Both assays performed identically in the cell lines and serial dilutions showed identical diagnostic thresholds. Performance comparison in 32 clinical patient samples showed perfect concordance between the assays. In particular, both assays determined AR‐V7 mRNA‐positive CTCs in three patients with unexpected responses to next‐generation anti‐androgen therapy. Thus, technical differences between the assays can be excluded as the underlying reason for the unexpected responses to next‐generation anti‐androgen therapy in a subset of AR‐V7 patients.


Irrespective of the method used, patients with AR‐V7 mRNA‐positive CRPC should not be systematically precluded from an otherwise safe treatment option.


Editorial: The way towards understanding possible multiple functions of AR V7 in prostate cancer
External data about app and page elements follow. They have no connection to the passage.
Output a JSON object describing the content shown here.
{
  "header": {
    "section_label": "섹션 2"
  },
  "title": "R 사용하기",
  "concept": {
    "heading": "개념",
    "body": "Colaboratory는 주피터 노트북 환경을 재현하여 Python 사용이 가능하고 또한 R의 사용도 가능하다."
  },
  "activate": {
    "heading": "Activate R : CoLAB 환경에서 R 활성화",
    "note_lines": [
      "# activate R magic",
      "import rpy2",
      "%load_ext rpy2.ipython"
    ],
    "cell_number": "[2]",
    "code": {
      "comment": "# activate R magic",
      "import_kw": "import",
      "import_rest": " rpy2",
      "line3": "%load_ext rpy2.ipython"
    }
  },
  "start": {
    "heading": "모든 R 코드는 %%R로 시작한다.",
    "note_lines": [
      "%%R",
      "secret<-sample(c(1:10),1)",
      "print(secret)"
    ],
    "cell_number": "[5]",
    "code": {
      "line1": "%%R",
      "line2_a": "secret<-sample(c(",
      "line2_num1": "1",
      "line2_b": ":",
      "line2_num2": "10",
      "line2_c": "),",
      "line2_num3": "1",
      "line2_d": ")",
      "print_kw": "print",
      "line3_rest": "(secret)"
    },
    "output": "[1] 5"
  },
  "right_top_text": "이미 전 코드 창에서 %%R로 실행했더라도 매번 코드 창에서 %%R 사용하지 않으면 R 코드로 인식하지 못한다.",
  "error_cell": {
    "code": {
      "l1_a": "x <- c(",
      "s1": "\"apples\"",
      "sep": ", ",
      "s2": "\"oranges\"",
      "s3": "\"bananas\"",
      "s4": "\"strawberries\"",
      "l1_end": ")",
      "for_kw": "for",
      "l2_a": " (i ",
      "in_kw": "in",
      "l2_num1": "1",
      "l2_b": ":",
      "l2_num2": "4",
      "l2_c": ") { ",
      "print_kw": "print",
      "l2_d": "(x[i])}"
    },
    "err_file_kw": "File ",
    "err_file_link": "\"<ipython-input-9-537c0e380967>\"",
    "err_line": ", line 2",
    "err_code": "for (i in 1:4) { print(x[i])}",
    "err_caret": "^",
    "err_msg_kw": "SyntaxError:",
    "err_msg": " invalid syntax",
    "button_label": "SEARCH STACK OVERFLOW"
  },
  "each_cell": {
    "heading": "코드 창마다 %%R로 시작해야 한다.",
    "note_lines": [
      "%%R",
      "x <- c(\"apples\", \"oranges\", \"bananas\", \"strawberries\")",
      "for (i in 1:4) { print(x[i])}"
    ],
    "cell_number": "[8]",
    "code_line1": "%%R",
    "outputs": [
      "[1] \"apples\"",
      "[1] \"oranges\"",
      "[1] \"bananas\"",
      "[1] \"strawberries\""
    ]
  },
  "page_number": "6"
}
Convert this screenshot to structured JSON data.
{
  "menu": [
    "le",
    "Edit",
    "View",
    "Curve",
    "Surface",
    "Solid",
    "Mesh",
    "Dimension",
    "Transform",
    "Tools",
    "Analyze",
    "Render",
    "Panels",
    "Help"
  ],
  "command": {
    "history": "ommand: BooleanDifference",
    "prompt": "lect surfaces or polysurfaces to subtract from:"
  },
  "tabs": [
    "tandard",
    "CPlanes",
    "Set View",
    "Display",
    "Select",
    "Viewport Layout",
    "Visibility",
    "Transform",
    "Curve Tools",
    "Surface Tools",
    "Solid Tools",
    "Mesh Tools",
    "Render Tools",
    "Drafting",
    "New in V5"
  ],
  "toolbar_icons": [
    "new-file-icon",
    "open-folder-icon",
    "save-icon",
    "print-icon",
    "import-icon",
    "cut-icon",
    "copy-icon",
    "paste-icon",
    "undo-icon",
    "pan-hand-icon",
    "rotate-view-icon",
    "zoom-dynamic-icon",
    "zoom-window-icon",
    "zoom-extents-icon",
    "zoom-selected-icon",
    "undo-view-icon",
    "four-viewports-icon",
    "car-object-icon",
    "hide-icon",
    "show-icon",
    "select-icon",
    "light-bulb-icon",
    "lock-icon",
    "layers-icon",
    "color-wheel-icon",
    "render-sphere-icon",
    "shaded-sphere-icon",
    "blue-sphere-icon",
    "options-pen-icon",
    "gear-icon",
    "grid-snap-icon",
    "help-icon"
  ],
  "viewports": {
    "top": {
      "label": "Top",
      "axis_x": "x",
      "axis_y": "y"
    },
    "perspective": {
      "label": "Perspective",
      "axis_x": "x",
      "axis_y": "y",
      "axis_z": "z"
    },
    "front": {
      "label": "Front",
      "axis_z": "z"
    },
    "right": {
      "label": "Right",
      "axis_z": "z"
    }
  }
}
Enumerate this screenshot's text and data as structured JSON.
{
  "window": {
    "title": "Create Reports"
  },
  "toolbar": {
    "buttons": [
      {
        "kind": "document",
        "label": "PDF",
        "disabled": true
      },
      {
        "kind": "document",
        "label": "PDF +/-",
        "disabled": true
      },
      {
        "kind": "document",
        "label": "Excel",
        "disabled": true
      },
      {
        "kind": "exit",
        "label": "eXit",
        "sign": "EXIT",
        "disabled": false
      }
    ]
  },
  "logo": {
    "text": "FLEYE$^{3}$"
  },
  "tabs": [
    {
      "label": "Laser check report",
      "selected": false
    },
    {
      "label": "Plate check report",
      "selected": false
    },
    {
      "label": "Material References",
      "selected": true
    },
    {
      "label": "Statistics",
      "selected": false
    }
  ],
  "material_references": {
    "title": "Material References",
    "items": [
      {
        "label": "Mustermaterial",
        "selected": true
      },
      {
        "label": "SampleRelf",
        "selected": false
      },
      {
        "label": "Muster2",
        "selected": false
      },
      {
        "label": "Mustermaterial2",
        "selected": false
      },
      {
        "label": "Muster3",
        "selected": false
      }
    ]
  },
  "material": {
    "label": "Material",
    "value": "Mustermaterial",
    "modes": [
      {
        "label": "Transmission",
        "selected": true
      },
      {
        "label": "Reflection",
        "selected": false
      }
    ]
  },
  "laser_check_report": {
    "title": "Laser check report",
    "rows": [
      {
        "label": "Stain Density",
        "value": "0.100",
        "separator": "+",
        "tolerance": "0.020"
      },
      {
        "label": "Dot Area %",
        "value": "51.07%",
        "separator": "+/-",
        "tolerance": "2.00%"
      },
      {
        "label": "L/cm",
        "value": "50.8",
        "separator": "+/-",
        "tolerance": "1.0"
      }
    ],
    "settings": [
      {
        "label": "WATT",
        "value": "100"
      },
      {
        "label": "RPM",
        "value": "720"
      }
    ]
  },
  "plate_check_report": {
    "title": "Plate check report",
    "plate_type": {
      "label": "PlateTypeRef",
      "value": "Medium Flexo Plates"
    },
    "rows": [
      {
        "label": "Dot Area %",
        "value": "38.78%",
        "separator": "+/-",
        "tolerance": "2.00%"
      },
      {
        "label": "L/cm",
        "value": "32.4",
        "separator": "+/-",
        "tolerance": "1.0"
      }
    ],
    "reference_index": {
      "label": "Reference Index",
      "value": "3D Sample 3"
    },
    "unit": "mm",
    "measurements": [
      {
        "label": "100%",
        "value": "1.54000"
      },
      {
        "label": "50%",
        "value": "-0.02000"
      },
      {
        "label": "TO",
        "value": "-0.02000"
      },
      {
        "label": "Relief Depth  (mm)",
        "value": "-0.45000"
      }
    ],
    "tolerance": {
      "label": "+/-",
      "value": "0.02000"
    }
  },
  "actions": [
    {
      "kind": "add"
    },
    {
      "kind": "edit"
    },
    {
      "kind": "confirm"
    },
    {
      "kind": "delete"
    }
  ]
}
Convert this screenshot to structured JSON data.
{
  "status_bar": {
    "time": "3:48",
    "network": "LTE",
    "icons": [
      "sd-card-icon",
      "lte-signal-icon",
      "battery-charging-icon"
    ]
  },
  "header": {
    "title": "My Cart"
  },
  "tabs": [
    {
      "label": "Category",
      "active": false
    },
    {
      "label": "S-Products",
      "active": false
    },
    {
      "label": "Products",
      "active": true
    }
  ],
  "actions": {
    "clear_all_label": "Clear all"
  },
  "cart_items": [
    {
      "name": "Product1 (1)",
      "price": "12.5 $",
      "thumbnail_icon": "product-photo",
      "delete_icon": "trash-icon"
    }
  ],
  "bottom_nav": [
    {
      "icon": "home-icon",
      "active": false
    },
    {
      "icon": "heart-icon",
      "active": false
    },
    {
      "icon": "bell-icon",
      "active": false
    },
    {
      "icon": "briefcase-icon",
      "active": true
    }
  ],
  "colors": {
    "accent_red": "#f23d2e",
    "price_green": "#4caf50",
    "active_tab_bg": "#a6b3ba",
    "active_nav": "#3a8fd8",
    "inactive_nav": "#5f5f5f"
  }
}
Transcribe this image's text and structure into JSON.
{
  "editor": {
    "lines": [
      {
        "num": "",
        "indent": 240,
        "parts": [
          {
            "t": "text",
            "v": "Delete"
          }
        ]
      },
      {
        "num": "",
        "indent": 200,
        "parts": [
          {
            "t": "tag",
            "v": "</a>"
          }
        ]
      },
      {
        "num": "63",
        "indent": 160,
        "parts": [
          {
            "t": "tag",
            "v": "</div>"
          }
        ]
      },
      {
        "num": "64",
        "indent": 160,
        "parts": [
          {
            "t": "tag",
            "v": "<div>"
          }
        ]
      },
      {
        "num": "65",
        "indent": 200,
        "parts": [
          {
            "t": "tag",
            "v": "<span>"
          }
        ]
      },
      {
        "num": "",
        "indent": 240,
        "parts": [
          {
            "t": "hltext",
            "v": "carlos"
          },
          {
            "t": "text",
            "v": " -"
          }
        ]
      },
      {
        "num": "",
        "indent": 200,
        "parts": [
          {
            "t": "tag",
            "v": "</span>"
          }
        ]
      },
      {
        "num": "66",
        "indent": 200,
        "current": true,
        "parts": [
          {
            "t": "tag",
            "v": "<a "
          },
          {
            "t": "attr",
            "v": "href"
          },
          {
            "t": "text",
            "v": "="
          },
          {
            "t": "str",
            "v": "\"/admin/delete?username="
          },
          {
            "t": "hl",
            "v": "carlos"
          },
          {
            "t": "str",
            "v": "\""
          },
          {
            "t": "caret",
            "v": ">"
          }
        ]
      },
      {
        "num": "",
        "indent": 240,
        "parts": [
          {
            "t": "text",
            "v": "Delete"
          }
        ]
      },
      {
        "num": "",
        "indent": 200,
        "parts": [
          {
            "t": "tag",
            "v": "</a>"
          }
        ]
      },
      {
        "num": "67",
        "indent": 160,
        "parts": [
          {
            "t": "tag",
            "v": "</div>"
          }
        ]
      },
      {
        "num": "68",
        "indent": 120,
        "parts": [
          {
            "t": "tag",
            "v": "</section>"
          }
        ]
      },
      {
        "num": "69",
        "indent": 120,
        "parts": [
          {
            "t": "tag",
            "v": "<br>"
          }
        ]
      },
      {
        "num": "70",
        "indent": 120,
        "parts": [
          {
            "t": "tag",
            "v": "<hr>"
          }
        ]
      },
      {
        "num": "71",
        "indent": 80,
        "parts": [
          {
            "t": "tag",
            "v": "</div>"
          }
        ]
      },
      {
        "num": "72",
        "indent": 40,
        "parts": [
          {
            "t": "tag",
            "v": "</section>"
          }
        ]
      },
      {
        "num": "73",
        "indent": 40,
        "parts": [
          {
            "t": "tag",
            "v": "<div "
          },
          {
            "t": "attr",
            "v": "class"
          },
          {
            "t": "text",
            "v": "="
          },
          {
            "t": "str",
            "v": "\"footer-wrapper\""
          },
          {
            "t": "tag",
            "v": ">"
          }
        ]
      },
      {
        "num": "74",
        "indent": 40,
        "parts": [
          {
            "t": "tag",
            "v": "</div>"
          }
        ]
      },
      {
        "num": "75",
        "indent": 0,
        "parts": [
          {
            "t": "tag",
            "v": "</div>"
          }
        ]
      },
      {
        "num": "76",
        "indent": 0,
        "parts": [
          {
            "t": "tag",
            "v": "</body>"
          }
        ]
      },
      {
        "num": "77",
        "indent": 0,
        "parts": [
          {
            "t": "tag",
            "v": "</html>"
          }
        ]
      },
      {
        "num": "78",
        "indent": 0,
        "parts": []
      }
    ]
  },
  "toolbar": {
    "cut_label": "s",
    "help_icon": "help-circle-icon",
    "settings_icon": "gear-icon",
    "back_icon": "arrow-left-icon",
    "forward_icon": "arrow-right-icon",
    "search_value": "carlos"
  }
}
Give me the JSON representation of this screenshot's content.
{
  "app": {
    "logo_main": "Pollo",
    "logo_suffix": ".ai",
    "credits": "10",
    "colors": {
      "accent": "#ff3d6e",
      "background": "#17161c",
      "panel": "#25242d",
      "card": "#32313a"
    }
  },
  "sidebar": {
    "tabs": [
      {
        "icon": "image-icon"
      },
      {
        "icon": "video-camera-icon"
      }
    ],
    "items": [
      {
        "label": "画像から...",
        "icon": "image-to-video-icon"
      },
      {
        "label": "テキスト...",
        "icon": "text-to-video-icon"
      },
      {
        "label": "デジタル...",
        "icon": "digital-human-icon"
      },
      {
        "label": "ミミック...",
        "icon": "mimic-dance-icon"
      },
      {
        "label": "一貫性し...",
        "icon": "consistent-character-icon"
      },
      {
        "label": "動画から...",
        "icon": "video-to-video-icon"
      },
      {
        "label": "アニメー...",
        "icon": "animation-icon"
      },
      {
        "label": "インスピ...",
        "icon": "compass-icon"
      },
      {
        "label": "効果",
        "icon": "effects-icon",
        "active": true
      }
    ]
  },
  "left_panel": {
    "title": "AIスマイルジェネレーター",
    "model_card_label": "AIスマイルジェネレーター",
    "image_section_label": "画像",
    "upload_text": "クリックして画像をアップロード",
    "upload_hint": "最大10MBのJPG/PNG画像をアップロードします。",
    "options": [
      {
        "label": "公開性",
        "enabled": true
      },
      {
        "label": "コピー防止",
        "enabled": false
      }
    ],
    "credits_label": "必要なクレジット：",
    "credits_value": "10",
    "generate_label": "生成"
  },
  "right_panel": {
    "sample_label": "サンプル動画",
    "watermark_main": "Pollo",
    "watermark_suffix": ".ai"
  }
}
The presence of constitutively active androgen receptors in castration therapy‐resistant prostate cancer is frequently associated with therapy resistance. This is not surprising because the transcriptional program of these receptors is not dependent on the presence of circulating androgen. In conditions of reduced expression of circulating androgen, functional activity of the receptor probably contributes to cancer progression. Investigations by Bernemann et al. [12], however, showed that some patients who present with variant ARV7, the most frequently diagnosed variant receptor, still respond to second‐generation anti‐androgen therapy. Until publication of the paper by Bernemann et al. [1], it was not completely clear whether “any findings in this area” reflected a technical error. The authors report further technical advances and similar detection of variant androgen receptors with two PCR assays, the SYBR Green and TaqMan assays. These advances in detection may open up a new area of investigation. The study reported in the current issue of BJUI may therefore shed more light on biology of truncated androgen receptors in prostate cancer [1]. According to the initial seminal publication in the field, AR‐V7‐positive patients had lower endocrine therapy response rates than those who were variant‐negative [3]. Studies aiming to detect variant androgen receptors are particularly important because of increasing interest in circulating tumour cells in prostate cancer [4]. It may be necessary to better describe subgroups of AR‐V7 which may differ in interactions with specific coactivators. Overall, relatively little is known about alterations in interactions between coactivators and the N‐terminal region of the receptor that may occur in subgroups of patients with castration therapy‐resistant prostate cancer [5]. Several important questions regarding signalling between the wild‐type and constitutively active androgen receptor have not been completely clarified, and the issue of which genes are regulated by both receptors is still a matter of discussion. The findings presented in the study by Bernemann et al. [1] may represent the next step towards individualization of therapies. If we accept that variant androgen receptors also display heterogeneity, a more differentiated classification of those receptors may guide clinical decisions in the future. Future studies should also take into consideration the fact that different variants may be expressed at different levels during and after endocrine therapy. These ratios of androgen receptor variant expression may be taken into consideration when determining the probability of success of specific anti‐androgen receptor therapy. One could also learn that application of different methodologies in variant androgen receptor diagnostics may become an established standard in monitoring castration therapy‐resistant disease. Establishment of controlled standard operating procedures in PCR diagnostics may at this stage minimize discrepancies between findings reported by different researchers and help to establish a consensus on this important topic.

Zoran Culig

Experimental Urology, Department of Urology, Medical University of Innsbruck, Anichstrasse 35, A-6020 Innsbruck, Austria


  1. Bernemann C, Steinestel J, Humberg V, Bögemann M, Schrader AJ, Lennerz JK. Performance comparison of two AR‐V7 detection methods. BJU Int 2018122: 219–26


© 2024 BJU International. All Rights Reserved.